Chin-chin! Choosing alcohol wisely
NOTE: This article was first published in Winter 2019 in Issue 4 of our Kidney Matters magazine
For people with kidney disease who are on dialysis or on a low-potassium and/or low-phosphate diet, choosing suitable drinks, especially those containing alcohol can be particularly challenging.
Some wines and beers pose potential problems around the amount of potassium they contain. For those who need to limit their fluid to less than 1 litre (2 pints) per day. including one of these drinks can have a big impact on the total fluid consumed over the course of the day.
The recommendations for alcohol for people with kidney disease are the same as for the general population: not to drink more than 14 units a week (for both men and women). One unit is 10ml of pure alcohol. Because alcoholic drinks come in different strengths and sizes, units are a good way of telling how strong your drink is. It’s not as simple as one drink, one unit. For example 1 unit is the equivalent to
- a single measure of spirits (ABV 37.5%);
- half a pint of average-strength (4%) lager;
- two-thirds of a 125ml glass of average-strength (12%) wine;
- half a 175ml glass of average strength (12%) wine;
- a third of a 250ml glass of average-strength (12%) wine.
(For more information on alcohol and units, visit: www.drinkaware.co.uk)
It’s not as simple as one drink, one unit
The following should be considered when including alcohol in your renal diet:
If you regularly drink as much as 14 units per week, it’s best to spread your drinking evenly over three or more days. If you have one or two heavy drinking episodes a week, you increase your risk of death from long-term illness and injuries
Avoid becoming dehydrated by making sure you consume non-alcoholic drinks in between the alcohol containing ones. Choose water, soda water, diet fizzy drinks or no added sugar squash as healthier alternatives
Red wine has a little more potassium than white so try choosing sparkling white wines. Or enjoying a glass of pinot grigio or chardonnay would be better than a glass of red with your meal if you are on a low-potassium diet

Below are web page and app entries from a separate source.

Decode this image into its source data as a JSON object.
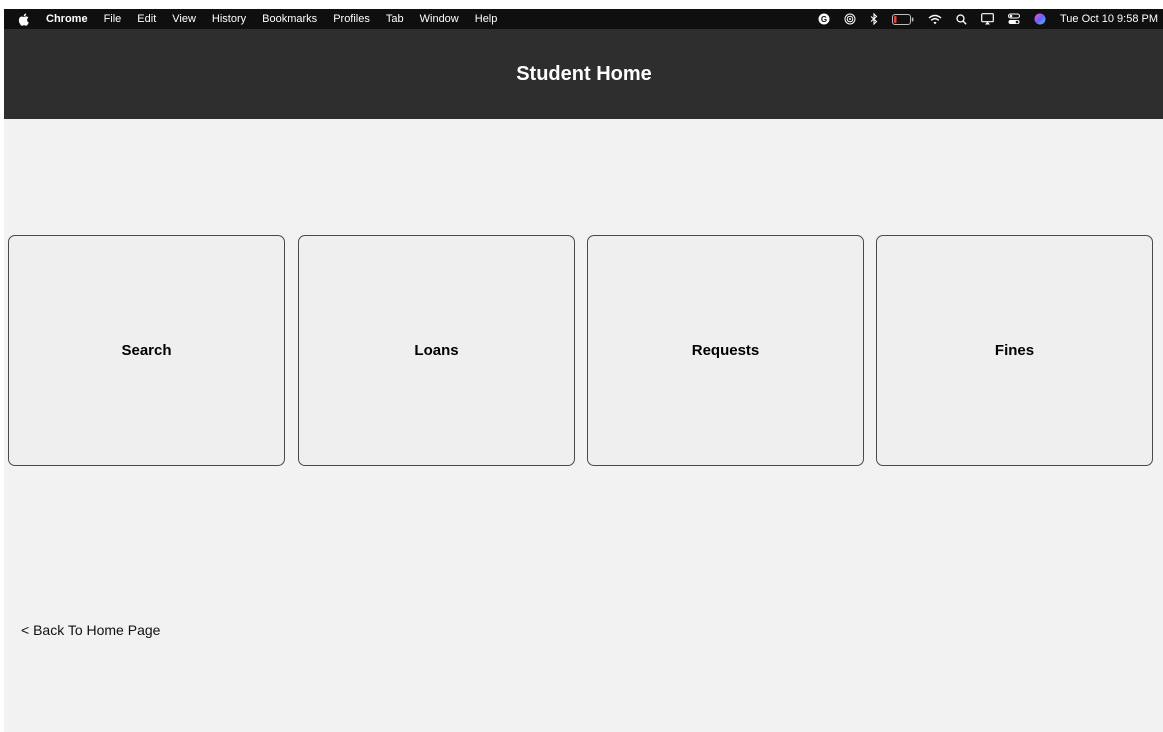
{
  "menubar": {
    "app_name": "Chrome",
    "items": [
      "File",
      "Edit",
      "View",
      "History",
      "Bookmarks",
      "Profiles",
      "Tab",
      "Window",
      "Help"
    ],
    "clock": "Tue Oct 10  9:58 PM",
    "status_icons": [
      "grammarly-icon",
      "airdrop-icon",
      "bluetooth-icon",
      "battery-icon",
      "wifi-icon",
      "spotlight-search-icon",
      "screen-mirroring-icon",
      "control-center-icon",
      "siri-icon"
    ]
  },
  "header": {
    "title": "Student Home"
  },
  "cards": [
    {
      "label": "Search"
    },
    {
      "label": "Loans"
    },
    {
      "label": "Requests"
    },
    {
      "label": "Fines"
    }
  ],
  "back_link": {
    "label": "< Back To Home Page"
  },
  "colors": {
    "header_bg": "#2e2e2e",
    "page_bg": "#f2f2f2",
    "card_bg": "#efefef",
    "card_border": "#4a4a4a"
  }
}
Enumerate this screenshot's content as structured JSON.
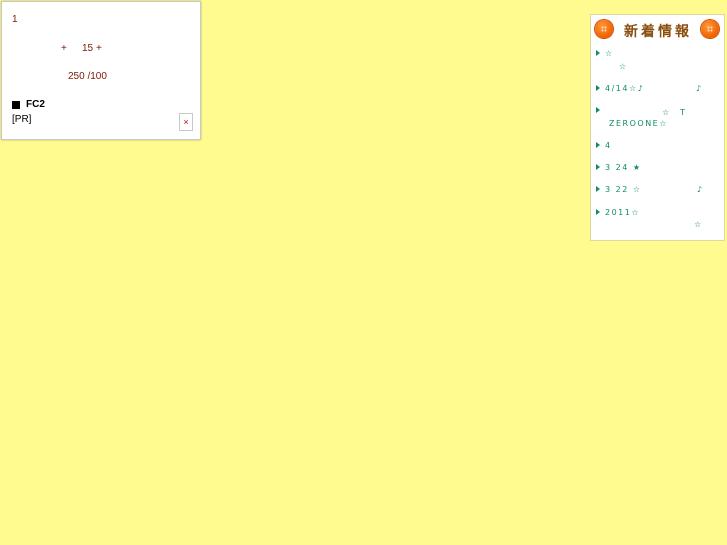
{
  "ad": {
    "number": "1",
    "plus_a": "+",
    "count": "15",
    "plus_b": "+",
    "score": "250 /100",
    "fc2_label": "FC2",
    "pr_label": "[PR]",
    "close_label": "×"
  },
  "news": {
    "title": "新着情報",
    "accent_color": "#f06000",
    "text_color": "#0e8f5a",
    "items": [
      {
        "line1": "☆",
        "line2": "☆"
      },
      {
        "line1": "4/14☆♪",
        "line1b": "♪"
      },
      {
        "line1": "☆　T",
        "line2": "ZEROONE☆"
      },
      {
        "line1": "4"
      },
      {
        "line1": "3 24 ★"
      },
      {
        "line1": "3 22 ☆",
        "line1b": "♪"
      },
      {
        "line1": "2011☆",
        "line2": "☆"
      }
    ]
  }
}
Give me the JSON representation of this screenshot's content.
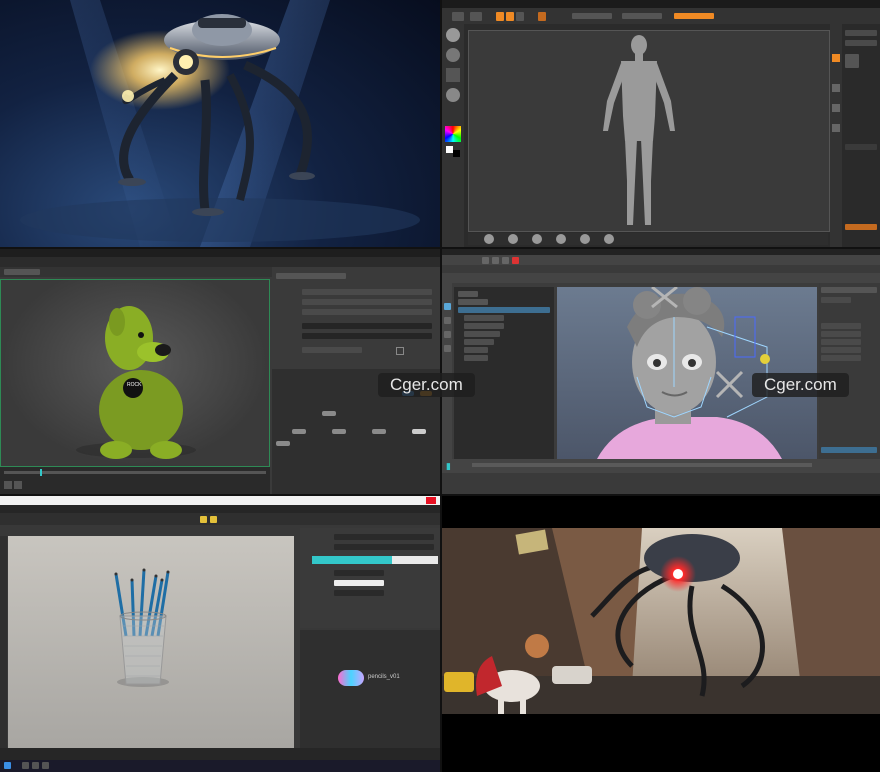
{
  "watermarks": [
    "Cger.com",
    "Cger.com"
  ],
  "pencil_scene": {
    "node_label": "pencils_v01"
  },
  "colors": {
    "maya_accent": "#f08a24",
    "houdini_cyan": "#33c7c9",
    "robot_glow": "#ffcf6a",
    "eye_red": "#ff2a2a",
    "sweater_pink": "#e7a8dc"
  },
  "icons": [
    "window-close-icon",
    "render-icon",
    "brush-icon",
    "color-picker-icon",
    "timeline-icon"
  ]
}
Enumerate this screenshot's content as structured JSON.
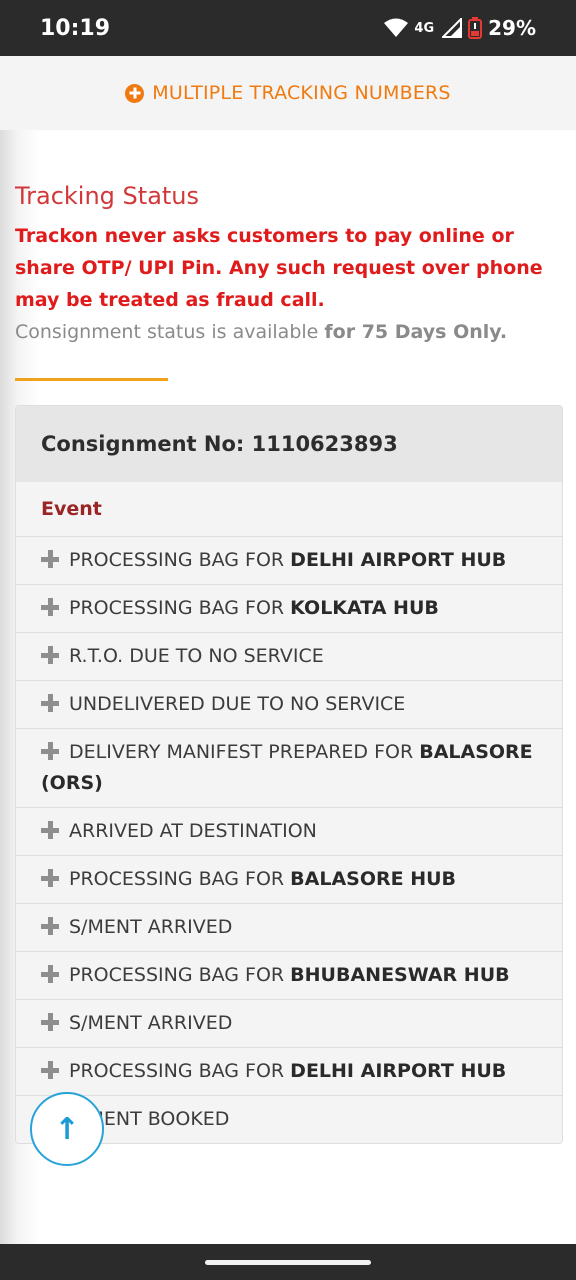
{
  "status_bar": {
    "time": "10:19",
    "network": "4G",
    "battery": "29%"
  },
  "header": {
    "multi_tracking_label": "MULTIPLE TRACKING NUMBERS",
    "accent_color": "#ef7a10"
  },
  "tracking": {
    "title": "Tracking Status",
    "warning": "Trackon never asks customers to pay online or share OTP/ UPI Pin. Any such request over phone may be treated as fraud call.",
    "availability_prefix": "Consignment status is available",
    "availability_bold": "for 75 Days Only."
  },
  "consignment": {
    "label": "Consignment No: 1110623893",
    "event_header": "Event",
    "events": [
      {
        "text": "PROCESSING BAG FOR ",
        "bold": "DELHI AIRPORT HUB"
      },
      {
        "text": "PROCESSING BAG FOR ",
        "bold": "KOLKATA HUB"
      },
      {
        "text": "R.T.O. DUE TO NO SERVICE",
        "bold": ""
      },
      {
        "text": "UNDELIVERED DUE TO NO SERVICE",
        "bold": ""
      },
      {
        "text": "DELIVERY MANIFEST PREPARED FOR ",
        "bold": "BALASORE (ORS)"
      },
      {
        "text": "ARRIVED AT DESTINATION",
        "bold": ""
      },
      {
        "text": "PROCESSING BAG FOR ",
        "bold": "BALASORE HUB"
      },
      {
        "text": "S/MENT ARRIVED",
        "bold": ""
      },
      {
        "text": "PROCESSING BAG FOR ",
        "bold": "BHUBANESWAR HUB"
      },
      {
        "text": "S/MENT ARRIVED",
        "bold": ""
      },
      {
        "text": "PROCESSING BAG FOR ",
        "bold": "DELHI AIRPORT HUB"
      },
      {
        "text": "S/MENT BOOKED",
        "bold": ""
      }
    ]
  },
  "scroll_top": {
    "icon": "arrow-up-icon",
    "glyph": "↑"
  }
}
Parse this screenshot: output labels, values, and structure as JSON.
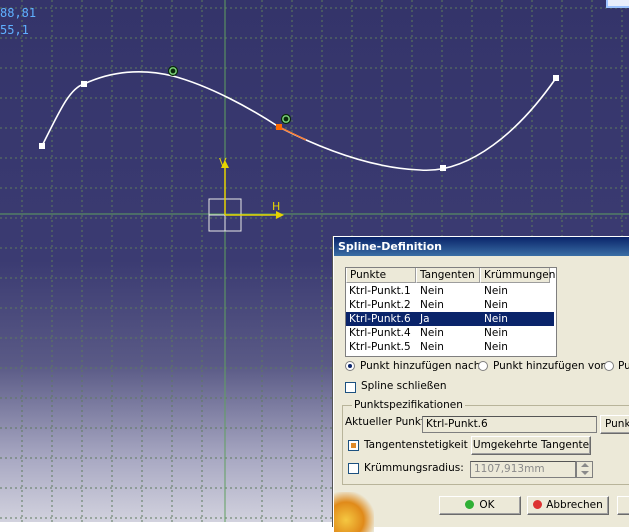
{
  "viewport": {
    "coord_readout": [
      "88,81",
      "55,1"
    ],
    "axis_labels": {
      "v": "V",
      "h": "H"
    },
    "colors": {
      "background": "#34346a",
      "grid": "#5a6d5a",
      "spline": "#ffffff",
      "axis": "#e0d000",
      "accent": "#ff6a00"
    }
  },
  "dialog": {
    "title": "Spline-Definition",
    "columns": [
      "Punkte",
      "Tangenten",
      "Krümmungen"
    ],
    "rows": [
      {
        "punkt": "Ktrl-Punkt.1",
        "tangente": "Nein",
        "kruemmung": "Nein"
      },
      {
        "punkt": "Ktrl-Punkt.2",
        "tangente": "Nein",
        "kruemmung": "Nein"
      },
      {
        "punkt": "Ktrl-Punkt.6",
        "tangente": "Ja",
        "kruemmung": "Nein"
      },
      {
        "punkt": "Ktrl-Punkt.4",
        "tangente": "Nein",
        "kruemmung": "Nein"
      },
      {
        "punkt": "Ktrl-Punkt.5",
        "tangente": "Nein",
        "kruemmung": "Nein"
      }
    ],
    "selected_row": 2,
    "radio_add_after": "Punkt hinzufügen nach",
    "radio_add_before": "Punkt hinzufügen vor",
    "radio_third": "Pu",
    "close_spline": "Spline schließen",
    "group_title": "Punktspezifikationen",
    "current_point_label": "Aktueller Punkt:",
    "current_point_value": "Ktrl-Punkt.6",
    "point_button": "Punkt",
    "tangent_label": "Tangentenstetigkeit",
    "reverse_tangent": "Umgekehrte Tangente",
    "curvature_label": "Krümmungsradius:",
    "curvature_value": "1107,913mm",
    "ok": "OK",
    "cancel": "Abbrechen"
  }
}
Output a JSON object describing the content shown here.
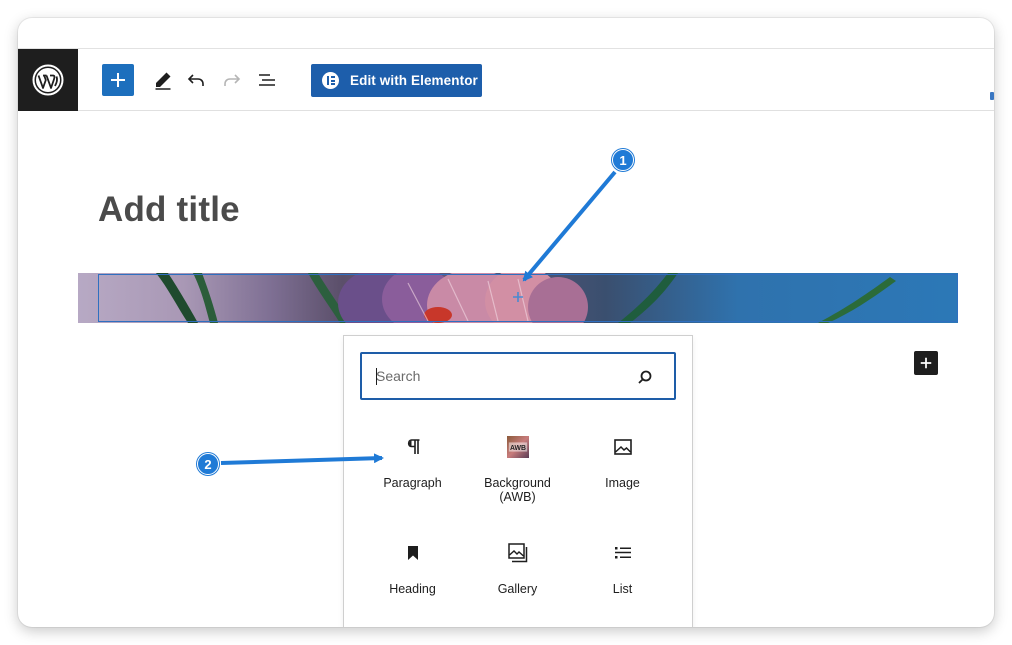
{
  "toolbar": {
    "elementor_label": "Edit with Elementor",
    "icons": {
      "logo": "wordpress-logo-icon",
      "inserter": "plus-icon",
      "tools": "pencil-icon",
      "undo": "undo-icon",
      "redo": "redo-icon",
      "list_view": "list-view-icon",
      "elementor": "elementor-icon"
    }
  },
  "editor": {
    "title": "Add title"
  },
  "inserter": {
    "search_placeholder": "Search",
    "blocks": [
      {
        "label": "Paragraph",
        "icon": "paragraph-icon"
      },
      {
        "label": "Background (AWB)",
        "label_line1": "Background",
        "label_line2": "(AWB)",
        "icon": "awb-icon",
        "icon_text": "AWB"
      },
      {
        "label": "Image",
        "icon": "image-icon"
      },
      {
        "label": "Heading",
        "icon": "heading-icon"
      },
      {
        "label": "Gallery",
        "icon": "gallery-icon"
      },
      {
        "label": "List",
        "icon": "list-icon"
      }
    ]
  },
  "annotations": {
    "callout_1": "1",
    "callout_2": "2",
    "color": "#1f7ad6"
  },
  "colors": {
    "primary": "#1d6fbd",
    "elementor": "#1d5eab",
    "dark": "#1e1e1e",
    "title": "#4b4b4b"
  }
}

Spirits will be lower volume but be mindful of the units. Consider using diet mixers or soda water if you have diabetes or are trying to lose weight (avoiding cola if on a low-phosphate diet)
Many wines, beer and lager contain added phosphates, so if you are prescribed a phosphate binder, ensure you take this with your meals as normal. Speak with your doctor or renal dietitian if you would like to discuss increasing the dose to cover a ‘special treat’
Try to have several alcohol-free days over the week
Limit to ½-1 pint of your favourite beer/lager or cider. Remember ciders are high in potassium so be mindful of this if you are on a low-potassium diet
Remember to incorporate other fluids you may behaving into your fluid allowance such as gravy, soups, ice creams, custards, creams and yoghurts.
For people with diabetes and chronic kidney disease (CKD), alcohol may be safe to drink if you have your blood sugar level under control. It’s always wise to check with your doctor or dietitian before incorporating alcohol into your diet and it is recommended that you combine your alcohol with food. Alcohol on an empty stomach can cause blood sugar levels to drop in those with diabetes. Additional ingredients in mixed drinks may also add carbohydrate that must be considered.
Finally, please discuss with your pharmacist and doctor if you want to consume alcohol as some medications do interact with alcohol. If you have any other questions regarding how to safely enjoy alcohol please speak with your doctor or renal dietitian.